And as they say – the world of wines us full of surprises. A sip of the Zinfandel Rose with the cake paired exceptionally well resulting in a pleasurable culinary sensation.

The family outing with Zinfandel Rose with succulent Italian fare and the BBC cake indeed became a memorable one and has since got etched in the wine memory.


4 Basic Wine Elements

When I was doing my wine course, my instructor had said – “remember these four basic elements in a wine – if these are present then the wine will have the potential to age”.

His words since got imprinted on my wine memory. Today, I feel happy to share these with everyone in form of a short presentation.

Hope you appreciate it and benefit from these. Questions / views are welcome.

Check out the clip on YouTube too and do subscribe to the channel.


Coravin Screw Caps

Coravin is the magical contraption that allows you to draw wine from a bottle without opening the cork. This way you can pour limited portion of wine without worrying that the balance will go bad. Certainly an oeonological boon, is it not ?

However, can Coravin be used for screw cap wine bottles as well ?

To the delight of wine lovers, it does (However, this innovation is only available in Australia and new Zealand for the moment)

How Coravin Works for Screwcaps

1 Grab your favourite bottle of expensive wine that’s sealed with a screwcap
2 Remove and discard existing screwcap
3 Immediately replace with Coravin Screw Cap
4 Push the hollow needle of the Coravin System through Coravin Screw Cap
5 Continue to use Coravin as if it was bottled with a cork.

After pouring, remove the needle, and the Coravin Screw Cap will re-seal to protect the wine from oxidation.

Source : The Wine Wankers, read the full article at

Video Clip :


No price is too high for a wine passion

India EU wine taxIndia-EU FTA Summit : Negotiating Free Trade in Wines

INR 9K for Barolo !!  I exclaimed so loudly in my mind that I’m sure the lady next to me in the wine retail shop, heard it. Not sure whether she actually did, but I could sense in her the same predicament which most of Indian wine consumers have (I’m sure you do too) – which is “money is not a constraint but dishing out exorbitant amount for a bottle of imported wine is just not fine by me – even it is my favorite one”. It’s a different matter that more often than not, we end up buying it – often justifying it to our spouses jokingly by saying – “Shauq bari cheez hai” which means  “No price is too high for a passion”. I bought the Barolo too.

Well, one does have to spend a fortune to buy a good quality international wine in India. And if it happens to be a Bordeaux or a Barolo that you are eyeing, then the damage is exponentially higher. Like me, I’m sure you also wonder WHY !?

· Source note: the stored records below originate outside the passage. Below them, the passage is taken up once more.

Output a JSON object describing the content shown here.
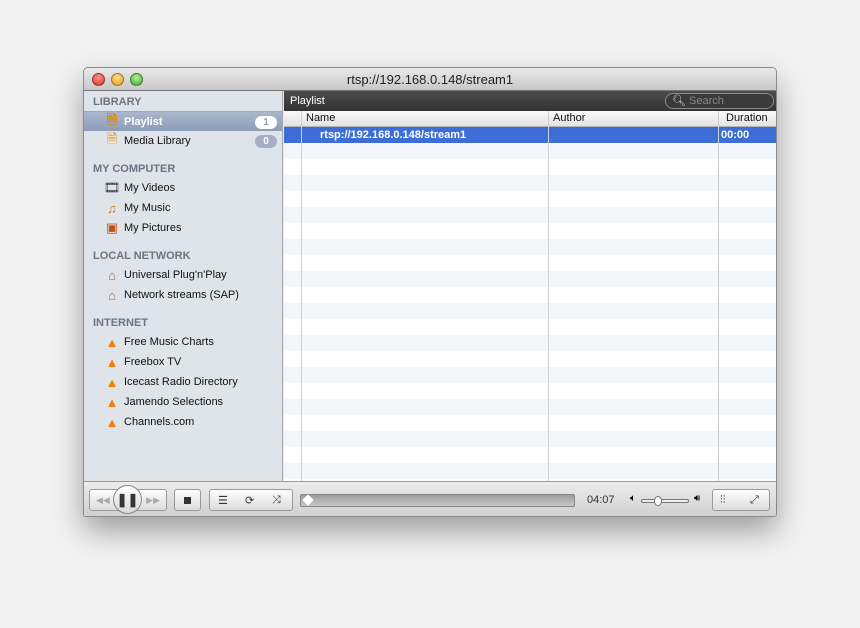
{
  "window": {
    "title": "rtsp://192.168.0.148/stream1"
  },
  "sidebar": {
    "sections": [
      {
        "title": "LIBRARY",
        "items": [
          {
            "label": "Playlist",
            "badge": "1",
            "icon": "playlist-icon",
            "selected": true
          },
          {
            "label": "Media Library",
            "badge": "0",
            "icon": "media-library-icon"
          }
        ]
      },
      {
        "title": "MY COMPUTER",
        "items": [
          {
            "label": "My Videos",
            "icon": "film-icon"
          },
          {
            "label": "My Music",
            "icon": "music-note-icon"
          },
          {
            "label": "My Pictures",
            "icon": "picture-icon"
          }
        ]
      },
      {
        "title": "LOCAL NETWORK",
        "items": [
          {
            "label": "Universal Plug'n'Play",
            "icon": "house-icon"
          },
          {
            "label": "Network streams (SAP)",
            "icon": "house-icon"
          }
        ]
      },
      {
        "title": "INTERNET",
        "items": [
          {
            "label": "Free Music Charts",
            "icon": "vlc-cone-icon"
          },
          {
            "label": "Freebox TV",
            "icon": "vlc-cone-icon"
          },
          {
            "label": "Icecast Radio Directory",
            "icon": "vlc-cone-icon"
          },
          {
            "label": "Jamendo Selections",
            "icon": "vlc-cone-icon"
          },
          {
            "label": "Channels.com",
            "icon": "vlc-cone-icon"
          }
        ]
      }
    ]
  },
  "main": {
    "header": "Playlist",
    "search_placeholder": "Search",
    "columns": [
      "Name",
      "Author",
      "Duration"
    ],
    "rows": [
      {
        "name": "rtsp://192.168.0.148/stream1",
        "author": "",
        "duration": "00:00",
        "selected": true
      }
    ]
  },
  "toolbar": {
    "time": "04:07",
    "progress": 0,
    "volume": 0.33
  },
  "colors": {
    "selection": "#3d6dd6",
    "sidebar": "#dfe3ea"
  }
}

Now, post liberalization, Indian consumers have had an easy access to various imported goods and services. Globalization has ensured availability of international products in domestic markets at competitive prices. Despite this, the availability of imported wines into India has been restricted and these still come at exorbitant prices. The end sufferer due to this is the humble yet observant Indian wine consumer, who is forever expectant of good quality international wines at a reasonable price.

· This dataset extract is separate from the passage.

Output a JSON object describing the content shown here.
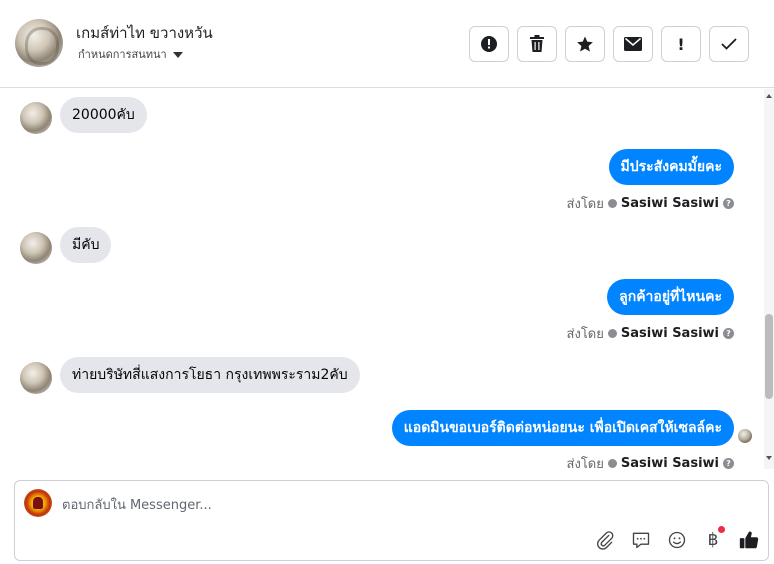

Free Trade Agreement    India – European (EU) negotiations on Free Trade Agreement (FTA) were launched in 2007 to boost bilateral trade. As part of FTA, EU has been actively engaging the Indian government for elimination of duties on wines and spirits. If this happens, it could open the proverbial flood gates for European wines into Indian markets at a reasonable price. Presently, the custom duty on import of wines into India are as high as approx. 150% – and this along with host of other taxes and levies make imported wines very expensive to the end consumer. The 14th India-EU Summit which concluded on 06 October 2017 at the national capital promised to carry these negotiations forward –  and this does keep the aspirations of Indian wine consumers alive – of accessing quality European wines at a reasonable cost. Hope that happens soon.

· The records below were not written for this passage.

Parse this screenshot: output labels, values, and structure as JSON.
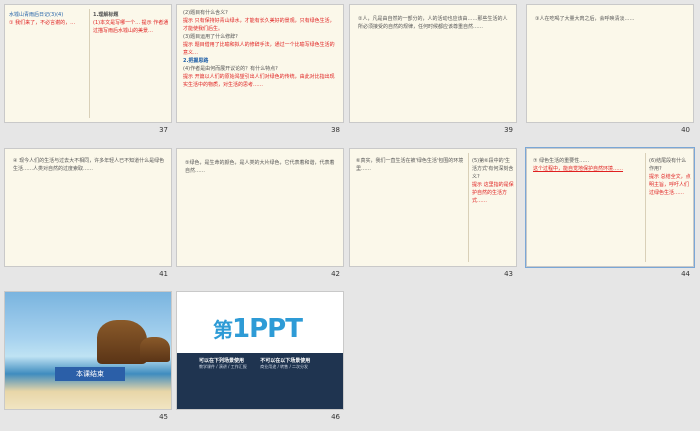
{
  "slides": [
    {
      "number": "37",
      "title": "水墟山青雨后日记(3)(4)",
      "left_text": "① 我们来了，不必言谢的，…",
      "right_head": "1.理解标题",
      "right_text": "(1)本文是写哪一个… 提示 作者通过描写雨后水墟山的美景…"
    },
    {
      "number": "38",
      "q1": "(2)题目有什么含义?",
      "tip1": "提示 只有保持好青山绿水，才能有长久美好的景观，只有绿色生活，才能使我们后生。",
      "q2": "(3)题目运用了什么修辞?",
      "tip2": "提示 题目借用了比喻和拟人的修辞手法，通过一个比喻写绿色生活的意义…",
      "head3": "2.把握思路",
      "q3": "(4)作者是由何而展开议论的？有什么特点?",
      "tip3": "提示 开篇以人们的原始渴望引出人们对绿色的传统，由此对比指出现实生活中的物质，对生活的思考……"
    },
    {
      "number": "39",
      "text": "②人，凡是由自然的一部分的，人的活动也应该由……那些生活的人所必须接受的自然的规律，任何时候都应该尊重自然……"
    },
    {
      "number": "40",
      "text": "③人在吃喝了大量大肉之后，会呼唤清淡……"
    },
    {
      "number": "41",
      "text": "④ 现今人们的生活与过去大不相同，许多年轻人已不知道什么是绿色生活……人类对自然的过度索取……"
    },
    {
      "number": "42",
      "text": "⑤绿色，是生命的颜色，是人类的大片绿色，它代表着和谐，代表着自然……"
    },
    {
      "number": "43",
      "text": "⑥真实，我们一直生活在被'绿色生活'包围的环境里……",
      "right_q": "(5)第⑥段中的'生活方式'有何深刻含义?",
      "right_tip": "提示 这里指的是保护自然的生活方式……"
    },
    {
      "number": "44",
      "text": "⑦ 绿色生活的重要性……",
      "underline": "这个过程中，能自觉地保护自然环境……",
      "right_q": "(6)结尾段有什么作用?",
      "right_tip": "提示 总结全文，点明主旨，呼吁人们过绿色生活……"
    },
    {
      "number": "45",
      "banner": "本课结束"
    },
    {
      "number": "46",
      "logo_prefix": "第",
      "logo_main": "1PPT",
      "col1_head": "可以在下列场景使用",
      "col1_text": "教学课件 / 演讲 / 工作汇报",
      "col2_head": "不可以在以下场景使用",
      "col2_text": "商业用途 / 转售 / 二次分发"
    }
  ],
  "colors": {
    "paper": "#fbf8ea",
    "accent_red": "#e02020",
    "accent_blue": "#1f5fa8",
    "tip_green": "#2f8a3a",
    "canvas": "#e6e6e6"
  }
}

WSET Advanced Certification

Completeting WSET Level 3 has been a proud achievement for me in my wine journey. Hoping that more wine education comes my way.